Townsend hails Seymour hat-trick
excellently. We are developing a brand of rugby where all the forwards can play and that showed as well at the end of the game, in terms of shifting the ball.
“But holding the ball was certainly one of the deciding factors in the end and our forwards did a tremendous job in tiring them out and holding on to the ball. We talked about that, and going to a driving game when it was needed. So that was really pleasing.
“There are no easy games and the way we analysed Fiji ... they are tremendous at offloading and their ability to play the game of rugby. But our defence really fired today and, because of the way we played, it gave us the chance to turn over ball and we took a few opportunities.”
The re-forming of his partnership at half-back with Finn Russell was something Laidlaw was keen to highlight, particularly the contribution that came from the Racing 92 stand-off.
“Finn is easy to play with now,” said Laidlaw after winning his 63rd cap. “He understands what rugby’s about at this level. He knows when to flatten up, and when to push the boundaries.”
Laidlaw, however, knows he and his team face an even bigger test next weekend when South Africa visit Murrayfield.
“We’ll need to defend very well against the Springboks, against one of the best teams in the world.
“We won’t want to give South Africa 17 points if we can help it. It will all start with our defence and they are a very big team, with their physicality, and they always pride themselves on that.
“Maybe games I’ve been involved with in the past we’ve lost that.” HAT-TRICKS at Murrayfield don’t come around too often. The one Tommy Seymour racked up here yesterday was a long time coming. The first trio of tries scored by Scotland at this venue since Ally Hogg in a Rugby World Cup match against Romania in 2007, it was little wonder Gregor Townsend reserved words of praise for his hat-trick hero yesterday.
While George Turner had actually completed a hat-trick in the summer tour to Canada, Seymour’s big moment was all the sweeter considering the on and off-field problems that afflicted the quicksilver wing at times last season. While he hadn’t scored a try for his nation since a match against Italy in last year’s Six Nations, his hat-trick yesterday nudged him to fourth on Scotland’s all-time list behind Ian Smith, Tony Stanger and Chris Paterson with 19.
Not only does it seem a pretty fair bet that he will surpass all three of them sooner or later, he should really have had four on the day were it not for a brain-freeze from Peter Horne when he had a simple two-on-one in the corner during the first half.
“It’s brilliant to see,” said Townsend. “Tommy had a really tough year last year and to see him back in full form, full confidence and enjoying his rugby again at Glasgow and getting that transferring to Scotland was great.
“He’s a really important player for us. He was vice-captain last week, he’s someone who talks a lot during games. We’ve been really pleased with his form for Glasgow. He probably didn’t get the ball that much last week but when he got it today he looked dangerous.”
Townsend’s Scotland are occasionally criticised for only being able to play one way – a high tempo, free-glowing style of game – but this match defied that notion.
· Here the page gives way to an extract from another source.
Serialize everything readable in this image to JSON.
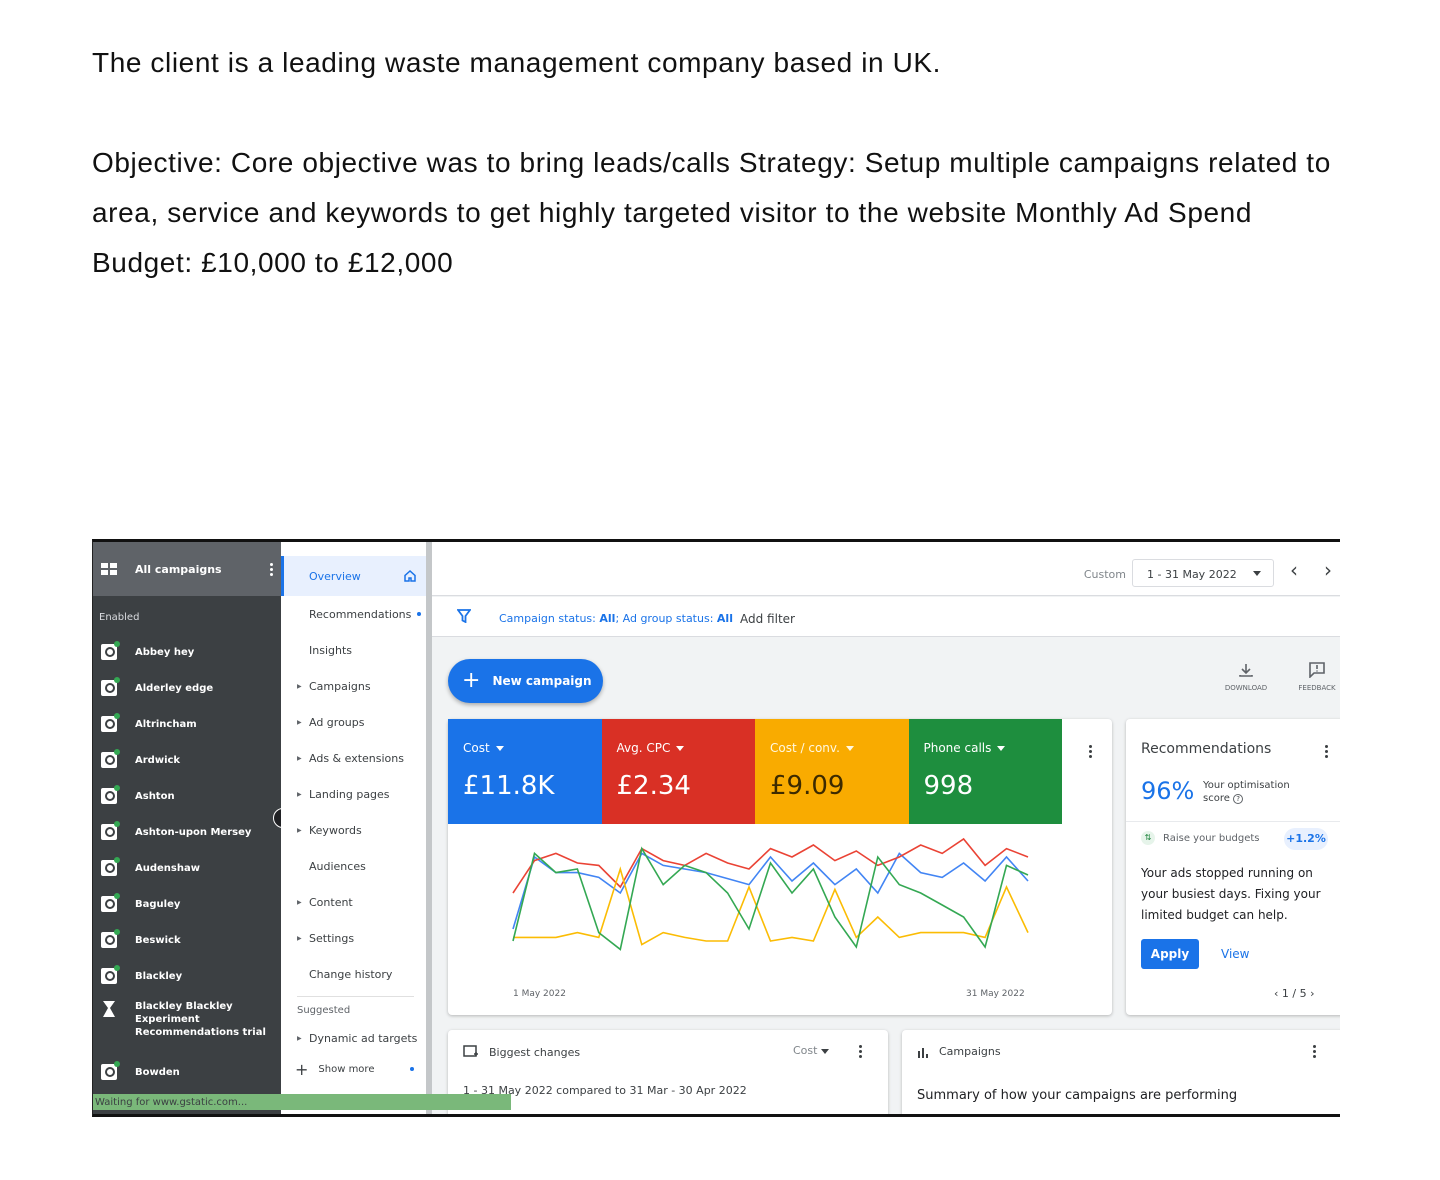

Three of the tries came from the forwards via line-out drives, while the backs ran in eight.
“I don’t think any team can play just one way,” he said. “When we lost in Fiji we scored two tries off our maul. When we beat Italy in the Six Nations we got two tries in the maul. The forwards have a big role in what we do, whether through our set-piece work or their handling. If there is one way it is the way to find how to find out where the defence is weakest.”
Townsend said the quality of the performance had caused him an additional selection headache ahead of Saturday’s meeting with the Springboks. Fringe men putting their hand up most vociferously included debutant second row Sam Skinner and back rows Jamie Ritchie and Josh Strauss.“This will make it harder for us to put a team together for next week,” he said. “Josh, Sam and Jamie haven’t played much for us, but they were all outstanding.”
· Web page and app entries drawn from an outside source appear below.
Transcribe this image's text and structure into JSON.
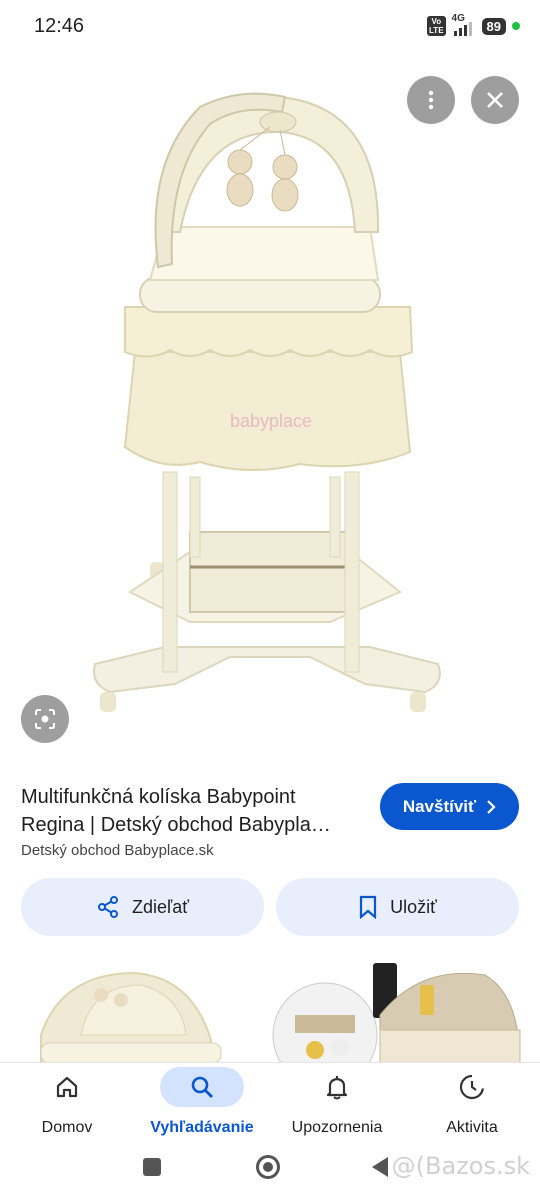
{
  "status_bar": {
    "time": "12:46",
    "volte": "Vo\nLTE",
    "network": "4G",
    "battery": "89"
  },
  "viewer": {
    "image_watermark": "babyplace",
    "more_icon": "more-vert-icon",
    "close_icon": "close-icon",
    "lens_icon": "lens-icon"
  },
  "result": {
    "title_line1": "Multifunkčná kolíska Babypoint",
    "title_line2": "Regina | Detský obchod Babypla…",
    "source": "Detský obchod Babyplace.sk",
    "visit_label": "Navštíviť",
    "share_label": "Zdieľať",
    "save_label": "Uložiť"
  },
  "bottom_nav": {
    "items": [
      {
        "label": "Domov",
        "icon": "home-icon"
      },
      {
        "label": "Vyhľadávanie",
        "icon": "search-icon",
        "active": true
      },
      {
        "label": "Upozornenia",
        "icon": "bell-icon"
      },
      {
        "label": "Aktivita",
        "icon": "activity-icon"
      }
    ]
  },
  "watermark": "@(Bazos.sk",
  "colors": {
    "accent": "#0b57d0",
    "chip_bg": "#e8eefc",
    "active_pill": "#d3e3fd",
    "overlay_btn": "#9e9e9e"
  }
}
Exeter Chiefs second row Skinner, who represented England Under-20s, ended up with the manof-the-match champagne, having pleased his Ayrshire-born father Peter by confirming his chance of allegiance to Scotland, regardless of a potential knock-on to his club chances.
“This has probably been the best day of my life,” said Skinner. “And my family’s life, to be honest with you. But my dad is probably going to have an early night. The anxiety probably crippled him. He is worse than me when it comes to nerves. He doesn’t say a word to people be-
This has probably been the best day of my life
fore games but he can relax now.” “My Dad is just a classic Scot,” he added. “I remember being in the living room watching him watch Scotland matches in the Six Nations and Autumn internationals, walking in and out, stressing about the game. So I’ve grown up supporting Scotland… and England, which is very rare I suppose! But that’s the modern world, isn’t it?”
Skinner was enjoying himself so much he even surprised his coaches by putting in a tactical kick in behind the Fiji defence at one point. “I don’t know if it was the right choice. Let’s be brutally honest here. It was an average kick and it turned out okay. I don’t I know what I was thinking. If you had said I was going to kick at international level, I would be like ‘are you joking’. But once you are in the game it is just like any other game of rugby. “It probably looked awful.”